### The records
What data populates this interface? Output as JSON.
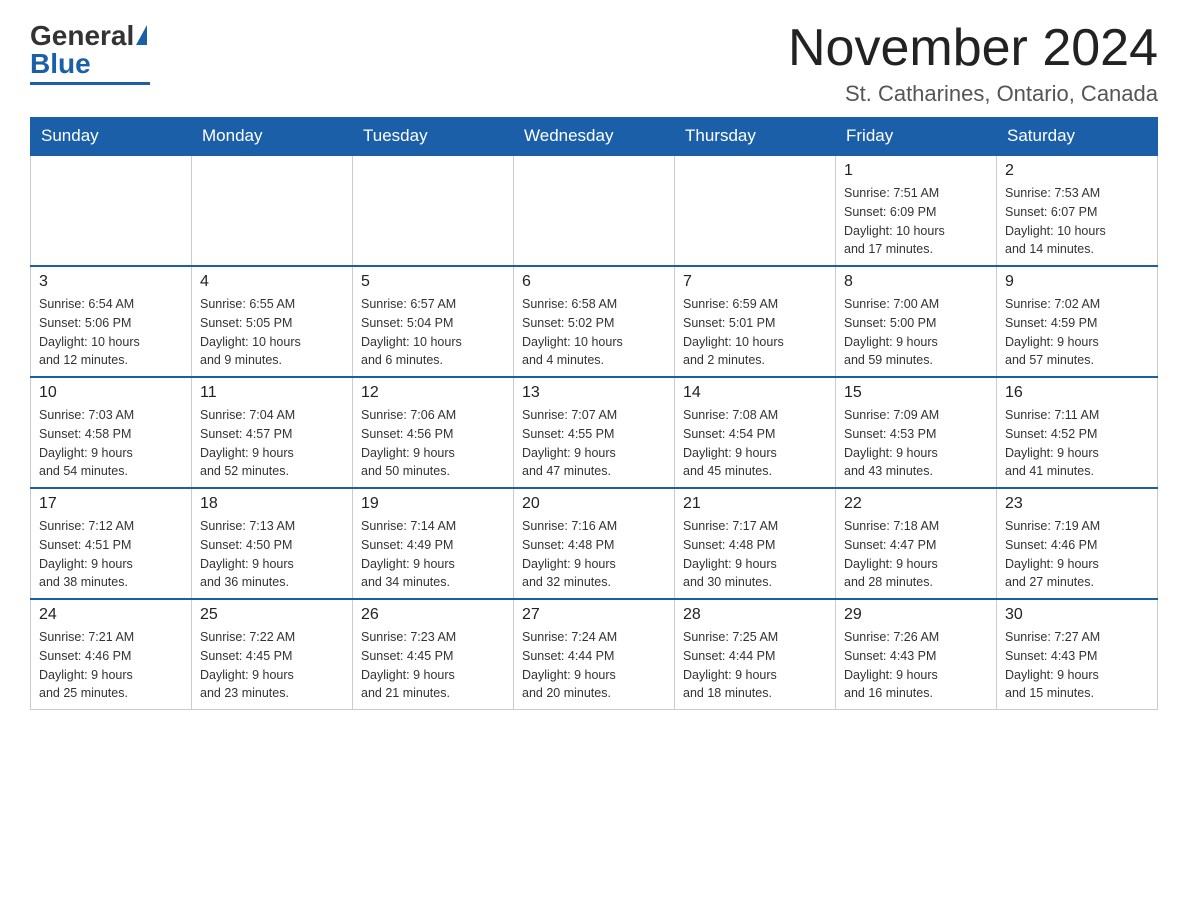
{
  "header": {
    "logo": {
      "general": "General",
      "blue": "Blue",
      "tagline": "GeneralBlue"
    },
    "title": "November 2024",
    "location": "St. Catharines, Ontario, Canada"
  },
  "days_of_week": [
    "Sunday",
    "Monday",
    "Tuesday",
    "Wednesday",
    "Thursday",
    "Friday",
    "Saturday"
  ],
  "weeks": [
    {
      "days": [
        {
          "date": "",
          "info": ""
        },
        {
          "date": "",
          "info": ""
        },
        {
          "date": "",
          "info": ""
        },
        {
          "date": "",
          "info": ""
        },
        {
          "date": "",
          "info": ""
        },
        {
          "date": "1",
          "info": "Sunrise: 7:51 AM\nSunset: 6:09 PM\nDaylight: 10 hours\nand 17 minutes."
        },
        {
          "date": "2",
          "info": "Sunrise: 7:53 AM\nSunset: 6:07 PM\nDaylight: 10 hours\nand 14 minutes."
        }
      ]
    },
    {
      "days": [
        {
          "date": "3",
          "info": "Sunrise: 6:54 AM\nSunset: 5:06 PM\nDaylight: 10 hours\nand 12 minutes."
        },
        {
          "date": "4",
          "info": "Sunrise: 6:55 AM\nSunset: 5:05 PM\nDaylight: 10 hours\nand 9 minutes."
        },
        {
          "date": "5",
          "info": "Sunrise: 6:57 AM\nSunset: 5:04 PM\nDaylight: 10 hours\nand 6 minutes."
        },
        {
          "date": "6",
          "info": "Sunrise: 6:58 AM\nSunset: 5:02 PM\nDaylight: 10 hours\nand 4 minutes."
        },
        {
          "date": "7",
          "info": "Sunrise: 6:59 AM\nSunset: 5:01 PM\nDaylight: 10 hours\nand 2 minutes."
        },
        {
          "date": "8",
          "info": "Sunrise: 7:00 AM\nSunset: 5:00 PM\nDaylight: 9 hours\nand 59 minutes."
        },
        {
          "date": "9",
          "info": "Sunrise: 7:02 AM\nSunset: 4:59 PM\nDaylight: 9 hours\nand 57 minutes."
        }
      ]
    },
    {
      "days": [
        {
          "date": "10",
          "info": "Sunrise: 7:03 AM\nSunset: 4:58 PM\nDaylight: 9 hours\nand 54 minutes."
        },
        {
          "date": "11",
          "info": "Sunrise: 7:04 AM\nSunset: 4:57 PM\nDaylight: 9 hours\nand 52 minutes."
        },
        {
          "date": "12",
          "info": "Sunrise: 7:06 AM\nSunset: 4:56 PM\nDaylight: 9 hours\nand 50 minutes."
        },
        {
          "date": "13",
          "info": "Sunrise: 7:07 AM\nSunset: 4:55 PM\nDaylight: 9 hours\nand 47 minutes."
        },
        {
          "date": "14",
          "info": "Sunrise: 7:08 AM\nSunset: 4:54 PM\nDaylight: 9 hours\nand 45 minutes."
        },
        {
          "date": "15",
          "info": "Sunrise: 7:09 AM\nSunset: 4:53 PM\nDaylight: 9 hours\nand 43 minutes."
        },
        {
          "date": "16",
          "info": "Sunrise: 7:11 AM\nSunset: 4:52 PM\nDaylight: 9 hours\nand 41 minutes."
        }
      ]
    },
    {
      "days": [
        {
          "date": "17",
          "info": "Sunrise: 7:12 AM\nSunset: 4:51 PM\nDaylight: 9 hours\nand 38 minutes."
        },
        {
          "date": "18",
          "info": "Sunrise: 7:13 AM\nSunset: 4:50 PM\nDaylight: 9 hours\nand 36 minutes."
        },
        {
          "date": "19",
          "info": "Sunrise: 7:14 AM\nSunset: 4:49 PM\nDaylight: 9 hours\nand 34 minutes."
        },
        {
          "date": "20",
          "info": "Sunrise: 7:16 AM\nSunset: 4:48 PM\nDaylight: 9 hours\nand 32 minutes."
        },
        {
          "date": "21",
          "info": "Sunrise: 7:17 AM\nSunset: 4:48 PM\nDaylight: 9 hours\nand 30 minutes."
        },
        {
          "date": "22",
          "info": "Sunrise: 7:18 AM\nSunset: 4:47 PM\nDaylight: 9 hours\nand 28 minutes."
        },
        {
          "date": "23",
          "info": "Sunrise: 7:19 AM\nSunset: 4:46 PM\nDaylight: 9 hours\nand 27 minutes."
        }
      ]
    },
    {
      "days": [
        {
          "date": "24",
          "info": "Sunrise: 7:21 AM\nSunset: 4:46 PM\nDaylight: 9 hours\nand 25 minutes."
        },
        {
          "date": "25",
          "info": "Sunrise: 7:22 AM\nSunset: 4:45 PM\nDaylight: 9 hours\nand 23 minutes."
        },
        {
          "date": "26",
          "info": "Sunrise: 7:23 AM\nSunset: 4:45 PM\nDaylight: 9 hours\nand 21 minutes."
        },
        {
          "date": "27",
          "info": "Sunrise: 7:24 AM\nSunset: 4:44 PM\nDaylight: 9 hours\nand 20 minutes."
        },
        {
          "date": "28",
          "info": "Sunrise: 7:25 AM\nSunset: 4:44 PM\nDaylight: 9 hours\nand 18 minutes."
        },
        {
          "date": "29",
          "info": "Sunrise: 7:26 AM\nSunset: 4:43 PM\nDaylight: 9 hours\nand 16 minutes."
        },
        {
          "date": "30",
          "info": "Sunrise: 7:27 AM\nSunset: 4:43 PM\nDaylight: 9 hours\nand 15 minutes."
        }
      ]
    }
  ]
}
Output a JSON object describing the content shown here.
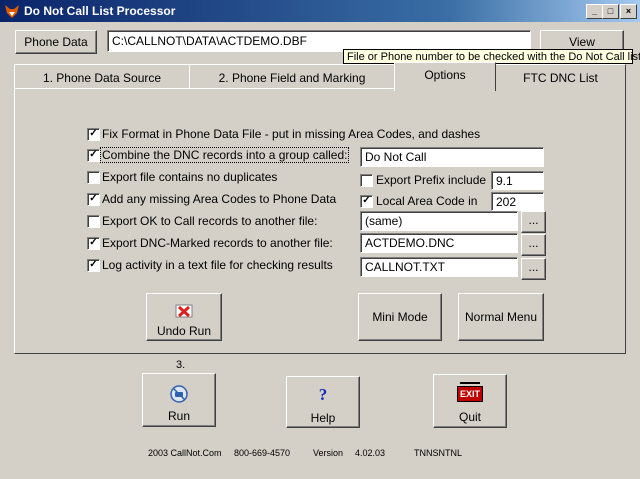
{
  "window": {
    "title": "Do Not Call List Processor",
    "controls": {
      "minimize": "_",
      "maximize": "□",
      "close": "×"
    }
  },
  "toolbar": {
    "phone_data_button": "Phone Data",
    "path_value": "C:\\CALLNOT\\DATA\\ACTDEMO.DBF",
    "view_button": "View",
    "tooltip": "File or Phone number to be checked with the Do Not Call list"
  },
  "tabs": [
    {
      "label": "1. Phone Data Source"
    },
    {
      "label": "2. Phone Field and Marking"
    },
    {
      "label": "Options",
      "active": true
    },
    {
      "label": "FTC DNC List"
    }
  ],
  "options": {
    "fix_format": {
      "label": "Fix Format in Phone Data File - put in missing Area Codes, and dashes",
      "checked": true
    },
    "combine_dnc": {
      "label": "Combine the DNC records into a group called:",
      "checked": true,
      "value": "Do Not Call"
    },
    "export_no_dupes": {
      "label": "Export file contains no duplicates",
      "checked": false
    },
    "export_prefix": {
      "label": "Export  Prefix include",
      "checked": false,
      "value": "9.1"
    },
    "add_area_codes": {
      "label": "Add any missing Area Codes to Phone Data",
      "checked": true
    },
    "local_area_code": {
      "label": "Local Area Code in",
      "checked": true,
      "value": "202"
    },
    "export_ok": {
      "label": "Export OK to Call records to another file:",
      "checked": false,
      "value": "(same)"
    },
    "export_dnc": {
      "label": "Export DNC-Marked records to another file:",
      "checked": true,
      "value": "ACTDEMO.DNC"
    },
    "log_activity": {
      "label": "Log activity in a text file for checking results",
      "checked": true,
      "value": "CALLNOT.TXT"
    },
    "browse_label": "..."
  },
  "buttons": {
    "undo_run": "Undo Run",
    "mini_mode": "Mini Mode",
    "normal_menu": "Normal Menu",
    "step_label": "3.",
    "run": "Run",
    "help": "Help",
    "quit": "Quit",
    "exit_sign": "EXIT",
    "help_glyph": "?"
  },
  "footer": {
    "copyright": "2003  CallNot.Com",
    "phone": "800-669-4570",
    "version_label": "Version",
    "version": "4.02.03",
    "code": "TNNSNTNL"
  },
  "colors": {
    "titlebar_start": "#0a246a",
    "titlebar_end": "#a6caf0",
    "face": "#d4d0c8",
    "tooltip_bg": "#ffffe1",
    "undo_icon_red": "#e02020",
    "exit_red": "#c00000"
  },
  "icons": {
    "app": "fox-head-icon",
    "undo": "red-x-icon",
    "run": "no-phone-icon",
    "help": "question-mark-icon",
    "quit": "exit-sign-icon"
  }
}
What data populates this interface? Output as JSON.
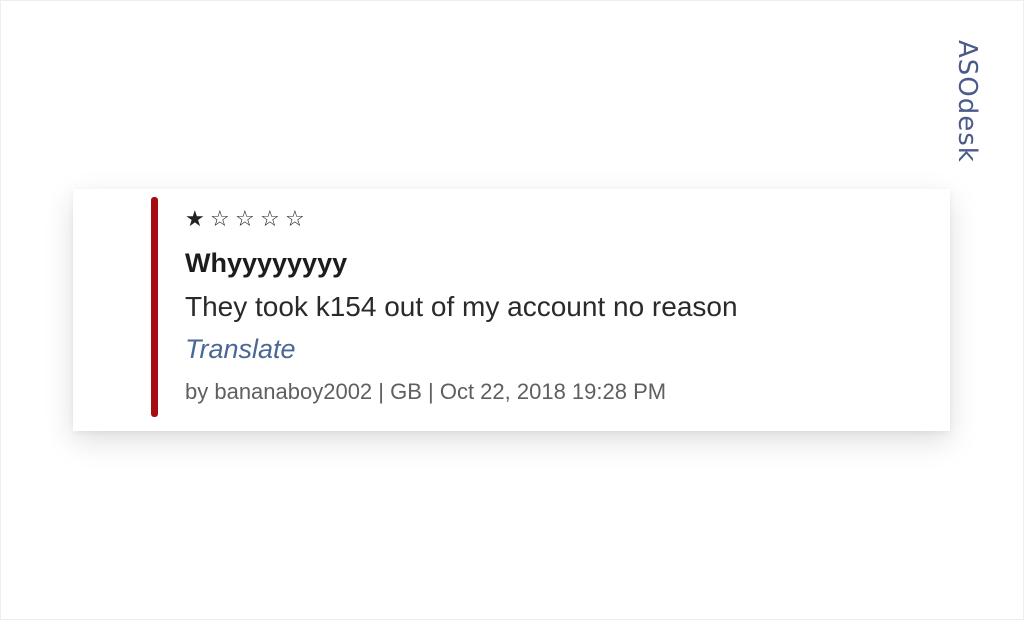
{
  "watermark": {
    "text": "ASOdesk"
  },
  "review": {
    "rating": 1,
    "max_rating": 5,
    "star_filled": "★",
    "star_empty": "☆",
    "title": "Whyyyyyyyy",
    "body": "They took k154 out of my account no reason",
    "translate_label": "Translate",
    "meta": "by bananaboy2002 | GB | Oct 22, 2018 19:28 PM"
  },
  "colors": {
    "accent_bar": "#a60d12",
    "translate_link": "#4a6796",
    "watermark": "#4a5a8a"
  }
}
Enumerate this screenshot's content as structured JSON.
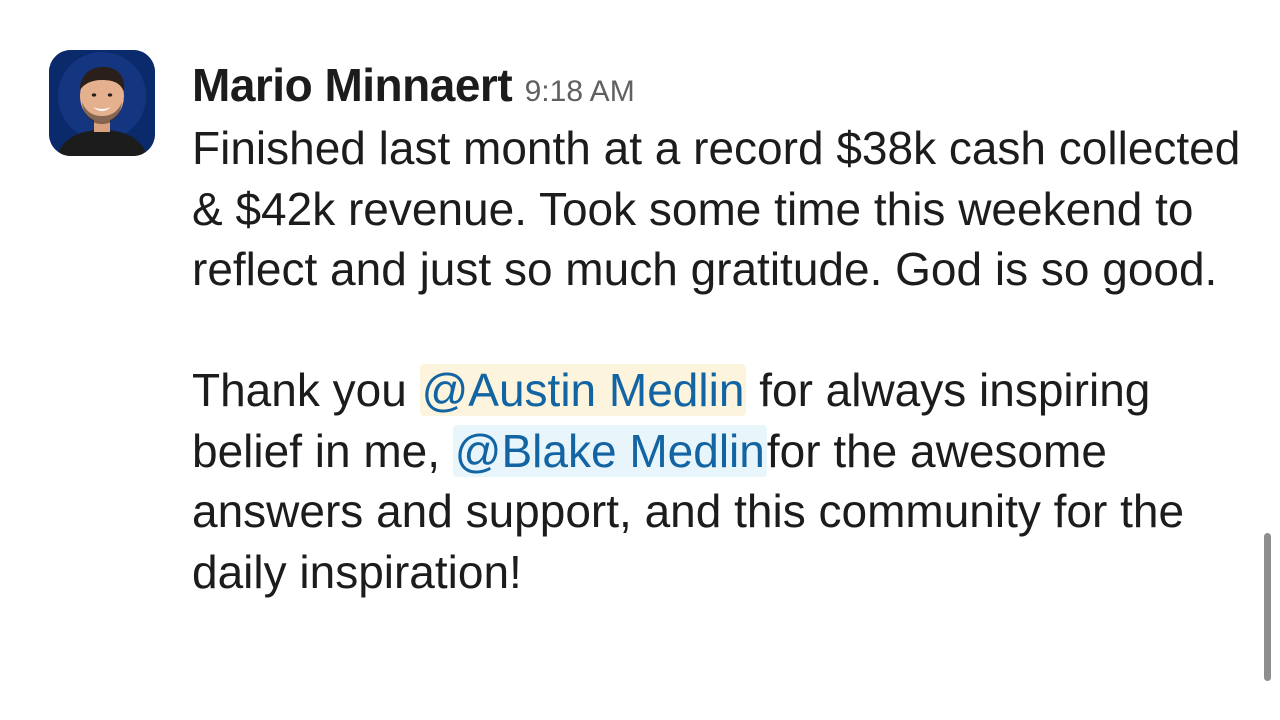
{
  "message": {
    "author": "Mario Minnaert",
    "timestamp": "9:18 AM",
    "paragraph1": "Finished last month at a record $38k cash collected & $42k revenue. Took some time this weekend to reflect and just so much gratitude. God is so good.",
    "paragraph2": {
      "part1": "Thank you ",
      "mention1": "@Austin Medlin",
      "part2": " for always inspiring belief in me, ",
      "mention2": "@Blake Medlin",
      "part3": "for the awesome answers and support, and this community for the daily inspiration!"
    }
  },
  "colors": {
    "mention_text": "#1264a3",
    "mention1_bg": "#fcf4dc",
    "mention2_bg": "#e8f5fa",
    "timestamp": "#616061",
    "avatar_bg": "#0b2a6b"
  },
  "icons": {
    "avatar": "user-avatar-photo"
  }
}
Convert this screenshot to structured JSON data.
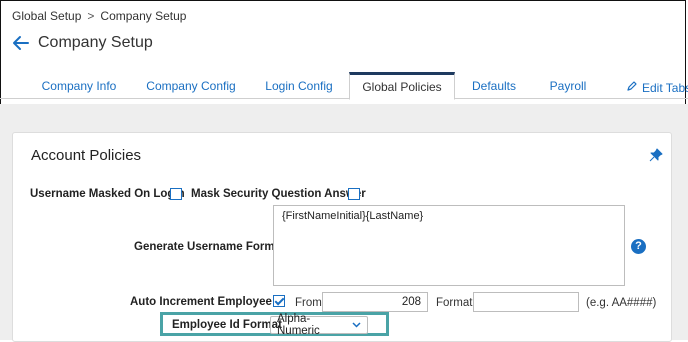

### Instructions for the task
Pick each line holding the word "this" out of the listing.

### Answer space
What data populates this interface? Output as JSON.
What data populates this interface? Output as JSON.
Enumerate this screenshot's content as structured JSON.
    "paragraph1": "Finished last month at a record $38k cash collected & $42k revenue. Took some time this weekend to reflect and just so much gratitude. God is so good.",
      "part3": "for the awesome answers and support, and this community for the daily inspiration!"
Convert this screenshot to structured JSON data.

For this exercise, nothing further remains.